- How do you think some members of staff may have felt when they heard the VC’s speech?
- How would you interpret the fact that several critical issues that were of concern for staff members at that time (such as potential staff redundancies and further budget cuts) are not mentioned at all?
The following scene is taken from the film The Devil Wears Prada (2006): http://www.youtube.com/watch?v=1LVptO7o4L8&feature=related. Watch the clip and discuss the following questions:
- How are participants being portrayed in this short clip? How is this reflected in the ways in which they talk, dress, behave etc?
- Who is doing leadership here? How is this achieved?
- How does Miranda Priestly (the lady with the grey hair) do gender? What discursive strategies does she draw on to achieve her various objectives?
- Based on this short clip (or the whole movie, if you have seen it), would you describe this group of people as a CofP? Does it meet the criteria described by Wenger (1998)? – Explain your answer and provide specific examples to support your argument.
- If you have seen the whole movie, try to describe the culture of this workplace using one of the frameworks introduced in Chapter 3. On what kinds of evidence (e.g. linguistic and other) can you draw to support your claims?
Watch the video at the following link: http://www.youtube.com/watch?v=BrJTf97Ev8o and discuss the following questions:
- How are members from different cultural backgrounds portrayed here?
- Which communication problems are depicted? How might they be related to issues of face and politeness as discussed in Chapter 4?
- How is the female boss (Seniora Jones) portrayed in this clip?
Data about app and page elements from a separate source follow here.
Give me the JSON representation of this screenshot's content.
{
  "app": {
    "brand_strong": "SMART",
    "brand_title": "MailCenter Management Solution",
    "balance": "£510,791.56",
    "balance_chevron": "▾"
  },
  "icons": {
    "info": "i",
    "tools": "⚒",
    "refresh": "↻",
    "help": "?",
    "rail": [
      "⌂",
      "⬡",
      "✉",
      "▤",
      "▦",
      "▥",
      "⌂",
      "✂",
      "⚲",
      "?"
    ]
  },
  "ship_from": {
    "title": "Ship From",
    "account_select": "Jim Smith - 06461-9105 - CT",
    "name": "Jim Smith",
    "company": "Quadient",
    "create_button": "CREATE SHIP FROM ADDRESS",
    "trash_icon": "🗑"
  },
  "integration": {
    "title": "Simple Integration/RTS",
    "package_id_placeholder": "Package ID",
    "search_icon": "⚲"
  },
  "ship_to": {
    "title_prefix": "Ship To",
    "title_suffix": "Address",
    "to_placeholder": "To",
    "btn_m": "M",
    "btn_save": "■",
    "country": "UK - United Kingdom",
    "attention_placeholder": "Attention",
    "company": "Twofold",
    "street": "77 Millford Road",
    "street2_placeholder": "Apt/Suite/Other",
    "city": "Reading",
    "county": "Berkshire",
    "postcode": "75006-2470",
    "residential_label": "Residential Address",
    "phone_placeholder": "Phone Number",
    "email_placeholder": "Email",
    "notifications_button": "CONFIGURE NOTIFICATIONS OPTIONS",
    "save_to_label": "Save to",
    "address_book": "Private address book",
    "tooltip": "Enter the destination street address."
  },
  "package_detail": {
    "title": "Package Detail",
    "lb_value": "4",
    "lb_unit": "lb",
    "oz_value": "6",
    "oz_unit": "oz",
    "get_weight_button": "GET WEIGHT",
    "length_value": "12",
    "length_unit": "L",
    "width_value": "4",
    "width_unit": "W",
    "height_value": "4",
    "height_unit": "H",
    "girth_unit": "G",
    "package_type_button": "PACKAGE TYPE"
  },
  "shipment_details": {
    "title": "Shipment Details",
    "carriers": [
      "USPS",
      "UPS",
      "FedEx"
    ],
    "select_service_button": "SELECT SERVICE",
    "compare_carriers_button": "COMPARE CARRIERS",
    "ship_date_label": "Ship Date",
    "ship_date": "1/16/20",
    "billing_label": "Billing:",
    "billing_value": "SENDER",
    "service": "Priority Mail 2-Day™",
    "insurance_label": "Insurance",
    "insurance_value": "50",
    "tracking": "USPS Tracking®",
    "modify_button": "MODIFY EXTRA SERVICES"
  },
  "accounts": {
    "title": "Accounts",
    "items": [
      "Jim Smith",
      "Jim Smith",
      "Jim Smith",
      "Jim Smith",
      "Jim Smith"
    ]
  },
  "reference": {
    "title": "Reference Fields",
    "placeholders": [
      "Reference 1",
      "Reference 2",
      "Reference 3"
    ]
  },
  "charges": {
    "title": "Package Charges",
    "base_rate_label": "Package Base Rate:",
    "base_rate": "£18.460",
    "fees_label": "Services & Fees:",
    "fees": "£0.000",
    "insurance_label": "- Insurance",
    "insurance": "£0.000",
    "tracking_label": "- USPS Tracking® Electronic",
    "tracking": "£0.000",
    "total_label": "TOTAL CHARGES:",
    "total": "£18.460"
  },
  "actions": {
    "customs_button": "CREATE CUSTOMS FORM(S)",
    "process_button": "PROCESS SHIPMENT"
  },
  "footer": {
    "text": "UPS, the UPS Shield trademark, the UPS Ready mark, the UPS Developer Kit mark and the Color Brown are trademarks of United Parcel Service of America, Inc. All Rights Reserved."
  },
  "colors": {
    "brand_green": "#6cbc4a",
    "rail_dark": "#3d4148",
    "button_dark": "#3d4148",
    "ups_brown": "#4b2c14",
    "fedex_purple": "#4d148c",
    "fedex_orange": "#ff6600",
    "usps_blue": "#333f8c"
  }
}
Link your observations to the discussion of gender stereotypes in Chapters 6 and 7. You may also want to compare the portrayal of Seniora Jones with the ways in which Miranda Priestly (see Example 3) is portrayed.
- On what kinds of assumptions are video clips like these built?
- What are some of the problems with such videos? In discussing this question you may find it interesting to read the viewers’ comments which are posted below the clip at the link provided above.
- What are some of the dangers of using such material for corporate training courses? Do you think they are helpful for preparing employees for working in intercultural environments?